company on the notes of Levi, secured by the pledge of his stock as above stated, the sum of $55,000 of principal, with certain unpaid interest. On that date, the insurance company served upon the executors of the estate of Levi a demand for the payment of the debt, accompanied with a notice that, if payment were not made the stock would be sold and the proceeds applied to the debt. Payment not having been made, after adequate notice, the attorneys for the bank, the attorneys of the executors of Levi, and one of the executors being present, the stock was sold at public auction, and was bought by the insurance company for the sum of $44,000, that being the highest bid offered. The insurance company thereupon presented to the bank the certificates of stock, the assignment thereof, and the evidence of the purchase at auction, and demanded a transfer to its name. This the bank refused on the ground of Levi's indebtedness to it. Subsequently the insurance company filed its bill, praying that the bank be decreed to transfer the stock and pay the dividends which had accrued thereon since the date of the demand to transfer. The bank, by its answer, set up the debt due by Levi to it, asserting that, under the provision of its articles of association and bylaws, as well as under the terms of the certificates of stock and the agreement with Levi, it had the right to apply the dividends on the stock, accrued since the purchase by the insurance company, to its debt, and, indeed, having a prior lien upon the stock for its debt, had the right to withhold the transfer of the stock until the debt due it by Levi or his estate was paid. There was a decree in the trial court in favor of the bank. The case was appealed by the insurance company to the Appellate Division of the Supreme Court, Fourth Department, in which court the judgment of the trial court was affirmed. 29 App.Div. 137. The insurance company prosecuted its appeal to the Court of Appeals of the State of New York, and in that court the judgments below were reversed and the case was remanded for further proceedings. 162 N.Y. 168. The cause was again tried and resulted in a decree in favor of the insurance

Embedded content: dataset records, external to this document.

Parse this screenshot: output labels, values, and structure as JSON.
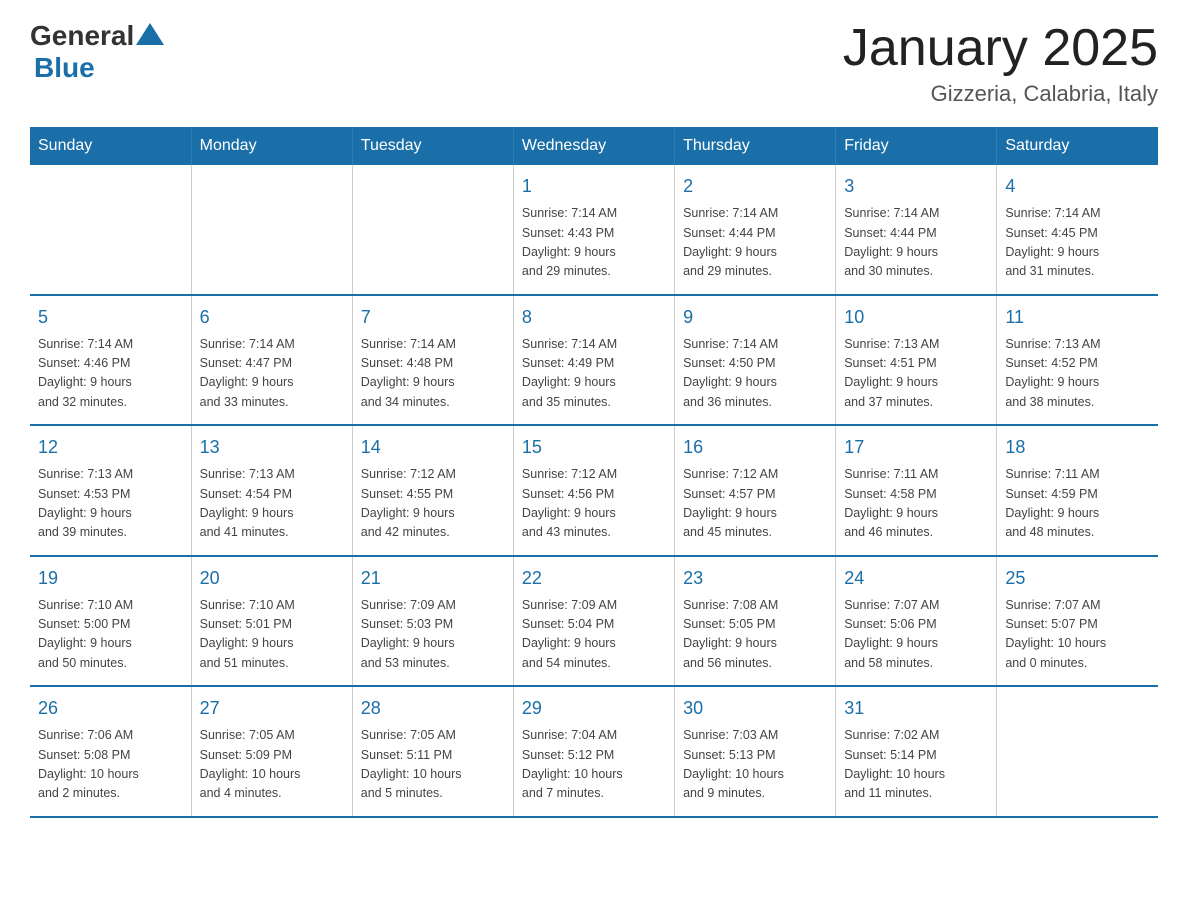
{
  "header": {
    "logo_general": "General",
    "logo_blue": "Blue",
    "month_title": "January 2025",
    "location": "Gizzeria, Calabria, Italy"
  },
  "weekdays": [
    "Sunday",
    "Monday",
    "Tuesday",
    "Wednesday",
    "Thursday",
    "Friday",
    "Saturday"
  ],
  "weeks": [
    [
      {
        "day": "",
        "info": ""
      },
      {
        "day": "",
        "info": ""
      },
      {
        "day": "",
        "info": ""
      },
      {
        "day": "1",
        "info": "Sunrise: 7:14 AM\nSunset: 4:43 PM\nDaylight: 9 hours\nand 29 minutes."
      },
      {
        "day": "2",
        "info": "Sunrise: 7:14 AM\nSunset: 4:44 PM\nDaylight: 9 hours\nand 29 minutes."
      },
      {
        "day": "3",
        "info": "Sunrise: 7:14 AM\nSunset: 4:44 PM\nDaylight: 9 hours\nand 30 minutes."
      },
      {
        "day": "4",
        "info": "Sunrise: 7:14 AM\nSunset: 4:45 PM\nDaylight: 9 hours\nand 31 minutes."
      }
    ],
    [
      {
        "day": "5",
        "info": "Sunrise: 7:14 AM\nSunset: 4:46 PM\nDaylight: 9 hours\nand 32 minutes."
      },
      {
        "day": "6",
        "info": "Sunrise: 7:14 AM\nSunset: 4:47 PM\nDaylight: 9 hours\nand 33 minutes."
      },
      {
        "day": "7",
        "info": "Sunrise: 7:14 AM\nSunset: 4:48 PM\nDaylight: 9 hours\nand 34 minutes."
      },
      {
        "day": "8",
        "info": "Sunrise: 7:14 AM\nSunset: 4:49 PM\nDaylight: 9 hours\nand 35 minutes."
      },
      {
        "day": "9",
        "info": "Sunrise: 7:14 AM\nSunset: 4:50 PM\nDaylight: 9 hours\nand 36 minutes."
      },
      {
        "day": "10",
        "info": "Sunrise: 7:13 AM\nSunset: 4:51 PM\nDaylight: 9 hours\nand 37 minutes."
      },
      {
        "day": "11",
        "info": "Sunrise: 7:13 AM\nSunset: 4:52 PM\nDaylight: 9 hours\nand 38 minutes."
      }
    ],
    [
      {
        "day": "12",
        "info": "Sunrise: 7:13 AM\nSunset: 4:53 PM\nDaylight: 9 hours\nand 39 minutes."
      },
      {
        "day": "13",
        "info": "Sunrise: 7:13 AM\nSunset: 4:54 PM\nDaylight: 9 hours\nand 41 minutes."
      },
      {
        "day": "14",
        "info": "Sunrise: 7:12 AM\nSunset: 4:55 PM\nDaylight: 9 hours\nand 42 minutes."
      },
      {
        "day": "15",
        "info": "Sunrise: 7:12 AM\nSunset: 4:56 PM\nDaylight: 9 hours\nand 43 minutes."
      },
      {
        "day": "16",
        "info": "Sunrise: 7:12 AM\nSunset: 4:57 PM\nDaylight: 9 hours\nand 45 minutes."
      },
      {
        "day": "17",
        "info": "Sunrise: 7:11 AM\nSunset: 4:58 PM\nDaylight: 9 hours\nand 46 minutes."
      },
      {
        "day": "18",
        "info": "Sunrise: 7:11 AM\nSunset: 4:59 PM\nDaylight: 9 hours\nand 48 minutes."
      }
    ],
    [
      {
        "day": "19",
        "info": "Sunrise: 7:10 AM\nSunset: 5:00 PM\nDaylight: 9 hours\nand 50 minutes."
      },
      {
        "day": "20",
        "info": "Sunrise: 7:10 AM\nSunset: 5:01 PM\nDaylight: 9 hours\nand 51 minutes."
      },
      {
        "day": "21",
        "info": "Sunrise: 7:09 AM\nSunset: 5:03 PM\nDaylight: 9 hours\nand 53 minutes."
      },
      {
        "day": "22",
        "info": "Sunrise: 7:09 AM\nSunset: 5:04 PM\nDaylight: 9 hours\nand 54 minutes."
      },
      {
        "day": "23",
        "info": "Sunrise: 7:08 AM\nSunset: 5:05 PM\nDaylight: 9 hours\nand 56 minutes."
      },
      {
        "day": "24",
        "info": "Sunrise: 7:07 AM\nSunset: 5:06 PM\nDaylight: 9 hours\nand 58 minutes."
      },
      {
        "day": "25",
        "info": "Sunrise: 7:07 AM\nSunset: 5:07 PM\nDaylight: 10 hours\nand 0 minutes."
      }
    ],
    [
      {
        "day": "26",
        "info": "Sunrise: 7:06 AM\nSunset: 5:08 PM\nDaylight: 10 hours\nand 2 minutes."
      },
      {
        "day": "27",
        "info": "Sunrise: 7:05 AM\nSunset: 5:09 PM\nDaylight: 10 hours\nand 4 minutes."
      },
      {
        "day": "28",
        "info": "Sunrise: 7:05 AM\nSunset: 5:11 PM\nDaylight: 10 hours\nand 5 minutes."
      },
      {
        "day": "29",
        "info": "Sunrise: 7:04 AM\nSunset: 5:12 PM\nDaylight: 10 hours\nand 7 minutes."
      },
      {
        "day": "30",
        "info": "Sunrise: 7:03 AM\nSunset: 5:13 PM\nDaylight: 10 hours\nand 9 minutes."
      },
      {
        "day": "31",
        "info": "Sunrise: 7:02 AM\nSunset: 5:14 PM\nDaylight: 10 hours\nand 11 minutes."
      },
      {
        "day": "",
        "info": ""
      }
    ]
  ]
}
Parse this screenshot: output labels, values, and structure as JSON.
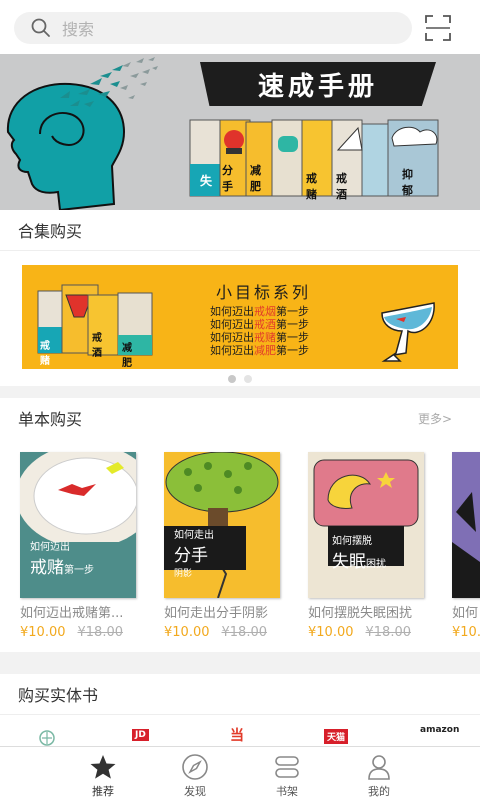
{
  "search": {
    "placeholder": "搜索",
    "icon": "search-icon"
  },
  "scan": {
    "icon": "scan-icon"
  },
  "hero": {
    "title": "速成手册",
    "book_labels": [
      "失",
      "分手",
      "减肥",
      "戒赌",
      "戒酒",
      "抑郁"
    ]
  },
  "collection": {
    "header": "合集购买",
    "banner": {
      "series_title": "小目标系列",
      "lines": [
        {
          "a": "如何迈出",
          "hl": "戒烟",
          "b": "第一步"
        },
        {
          "a": "如何迈出",
          "hl": "戒酒",
          "b": "第一步"
        },
        {
          "a": "如何迈出",
          "hl": "戒赌",
          "b": "第一步"
        },
        {
          "a": "如何迈出",
          "hl": "减肥",
          "b": "第一步"
        }
      ],
      "mini_books": [
        "戒赌",
        "戒酒",
        "减肥"
      ]
    },
    "page_dots": 2,
    "active_dot": 0
  },
  "single": {
    "header": "单本购买",
    "more": "更多>",
    "books": [
      {
        "title": "如何迈出戒赌第一步",
        "display_title": "如何迈出戒赌第...",
        "cover_small": "如何迈出",
        "cover_big": "戒赌",
        "cover_suffix": "第一步",
        "price": "¥10.00",
        "original_price": "¥18.00"
      },
      {
        "title": "如何走出分手阴影",
        "display_title": "如何走出分手阴影",
        "cover_small": "如何走出",
        "cover_big": "分手",
        "cover_suffix": "阴影",
        "price": "¥10.00",
        "original_price": "¥18.00"
      },
      {
        "title": "如何摆脱失眠困扰",
        "display_title": "如何摆脱失眠困扰",
        "cover_small": "如何摆脱",
        "cover_big": "失眠",
        "cover_suffix": "困扰",
        "price": "¥10.00",
        "original_price": "¥18.00"
      },
      {
        "title": "如何",
        "display_title": "如何",
        "cover_small": "",
        "cover_big": "",
        "cover_suffix": "",
        "price": "¥10.",
        "original_price": ""
      }
    ]
  },
  "physical": {
    "header": "购买实体书",
    "stores": [
      "JD",
      "当",
      "天猫",
      "amazon"
    ]
  },
  "tabs": [
    {
      "label": "推荐",
      "icon": "star-icon",
      "active": true
    },
    {
      "label": "发现",
      "icon": "compass-icon",
      "active": false
    },
    {
      "label": "书架",
      "icon": "bookshelf-icon",
      "active": false
    },
    {
      "label": "我的",
      "icon": "user-icon",
      "active": false
    }
  ],
  "colors": {
    "accent_price": "#f2a91e",
    "banner_yellow": "#f8b417",
    "highlight_red": "#e23b2a",
    "hero_bg": "#c9cacb"
  }
}
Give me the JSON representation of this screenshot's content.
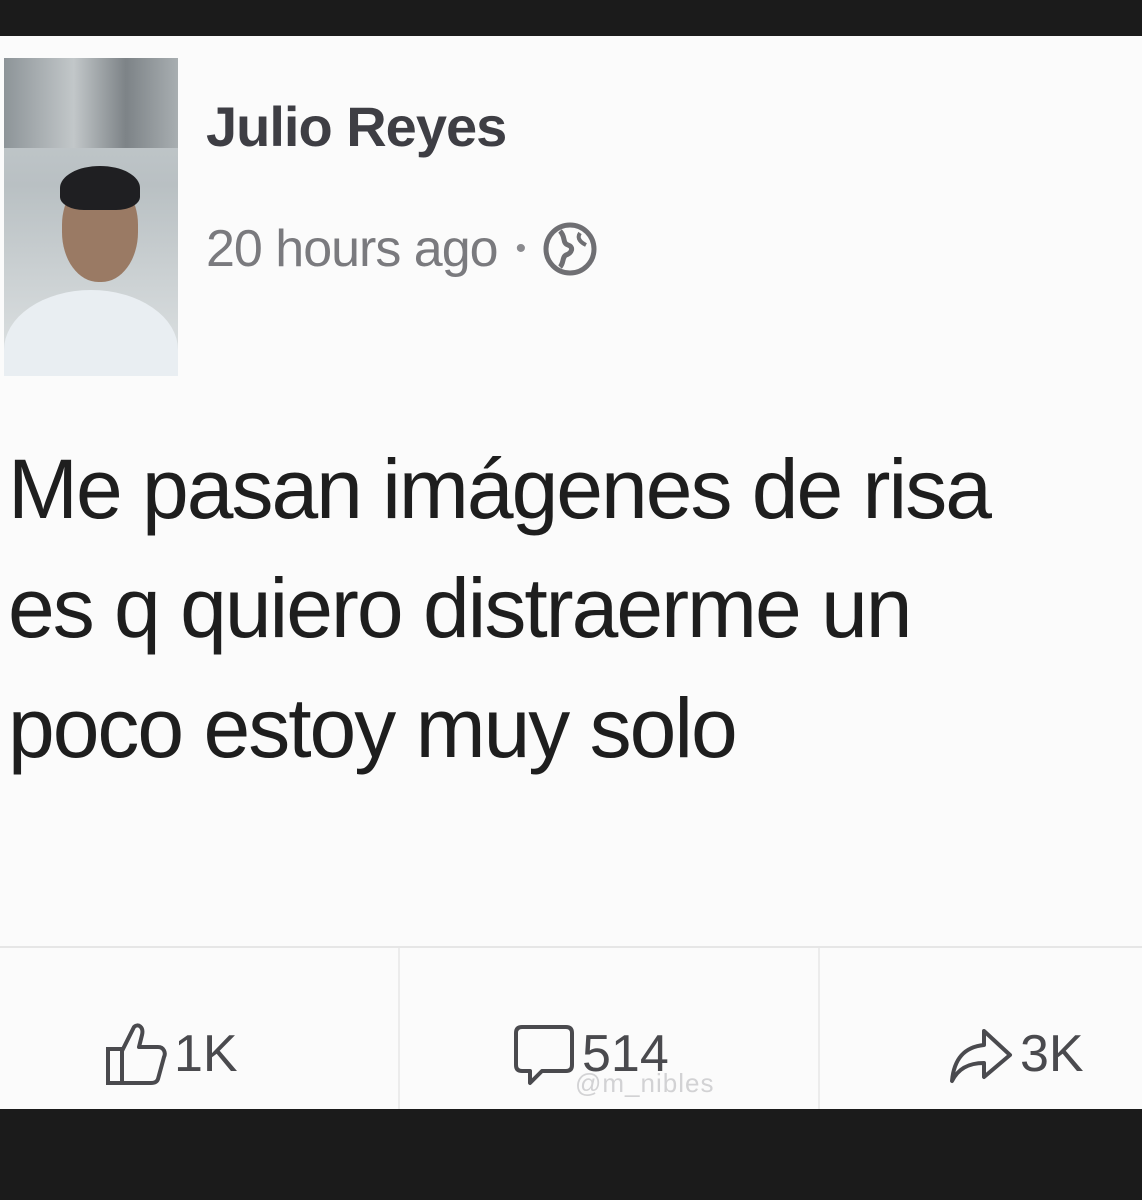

company in both the trial court and the appellate division of the supreme court, and these judgments were affirmed by the Court of Appeals on the authority of its previous opinion. It is to review such decree of affirmance that this writ of error is prosecuted.